> _What you will do_
What's needed is an exact copy of all the data below, without pictures.

(Stored items)
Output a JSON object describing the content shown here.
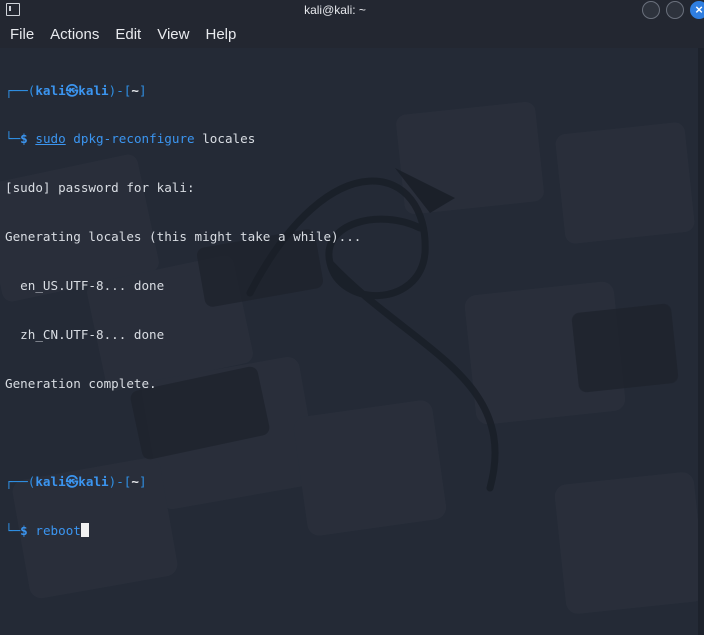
{
  "window": {
    "title": "kali@kali: ~"
  },
  "menu": {
    "items": [
      "File",
      "Actions",
      "Edit",
      "View",
      "Help"
    ]
  },
  "terminal": {
    "prompt1": {
      "open": "┌──(",
      "user": "kali",
      "at": "㉿",
      "host": "kali",
      "mid": ")-[",
      "dir": "~",
      "close": "]"
    },
    "cmd1": {
      "corner": "└─",
      "dollar": "$",
      "sudo": "sudo",
      "bin": "dpkg-reconfigure",
      "arg": "locales"
    },
    "output": [
      "[sudo] password for kali:",
      "Generating locales (this might take a while)...",
      "  en_US.UTF-8... done",
      "  zh_CN.UTF-8... done",
      "Generation complete."
    ],
    "prompt2": {
      "open": "┌──(",
      "user": "kali",
      "at": "㉿",
      "host": "kali",
      "mid": ")-[",
      "dir": "~",
      "close": "]"
    },
    "cmd2": {
      "corner": "└─",
      "dollar": "$",
      "text": "reboot"
    }
  },
  "colors": {
    "accent": "#3b95f0",
    "background": "#242a36",
    "close_button": "#2f7ee0"
  }
}
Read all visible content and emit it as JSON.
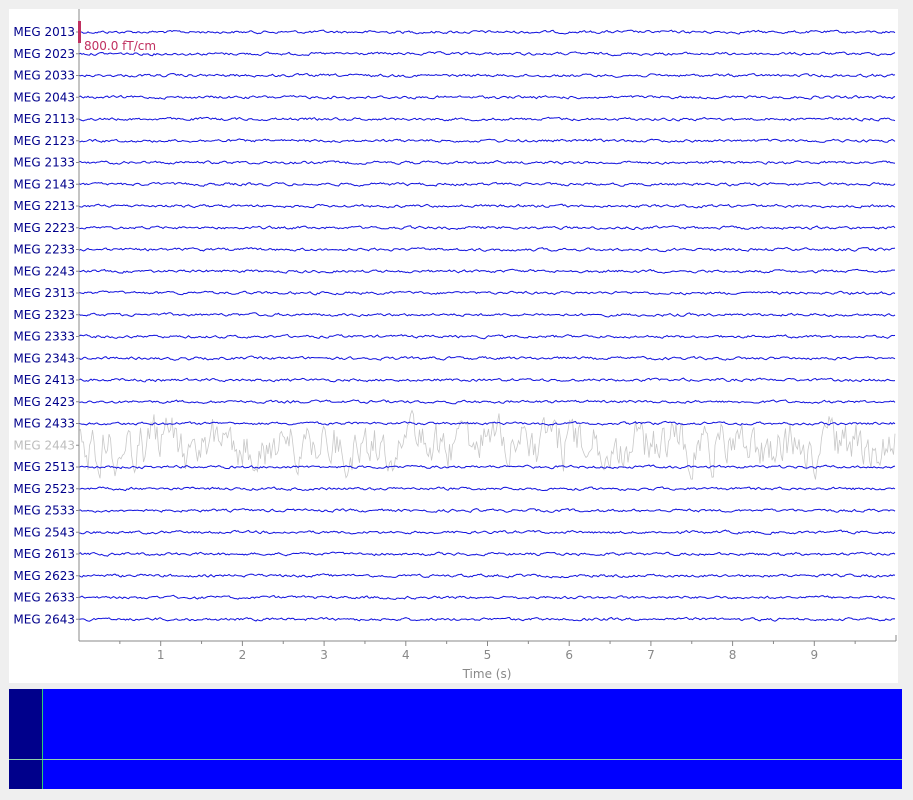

> _Solution to this problem_
Output a JSON object describing the content shown here.
{
  "window": {
    "title": "kali@kali: ~"
  },
  "menu": {
    "items": [
      "File",
      "Actions",
      "Edit",
      "View",
      "Help"
    ]
  },
  "terminal": {
    "prompt1": {
      "open": "┌──(",
      "user": "kali",
      "at": "㉿",
      "host": "kali",
      "mid": ")-[",
      "dir": "~",
      "close": "]"
    },
    "cmd1": {
      "corner": "└─",
      "dollar": "$",
      "sudo": "sudo",
      "bin": "dpkg-reconfigure",
      "arg": "locales"
    },
    "output": [
      "[sudo] password for kali:",
      "Generating locales (this might take a while)...",
      "  en_US.UTF-8... done",
      "  zh_CN.UTF-8... done",
      "Generation complete."
    ],
    "prompt2": {
      "open": "┌──(",
      "user": "kali",
      "at": "㉿",
      "host": "kali",
      "mid": ")-[",
      "dir": "~",
      "close": "]"
    },
    "cmd2": {
      "corner": "└─",
      "dollar": "$",
      "text": "reboot"
    }
  },
  "colors": {
    "accent": "#3b95f0",
    "background": "#242a36",
    "close_button": "#2f7ee0"
  }
}
Read all visible content and emit it as JSON.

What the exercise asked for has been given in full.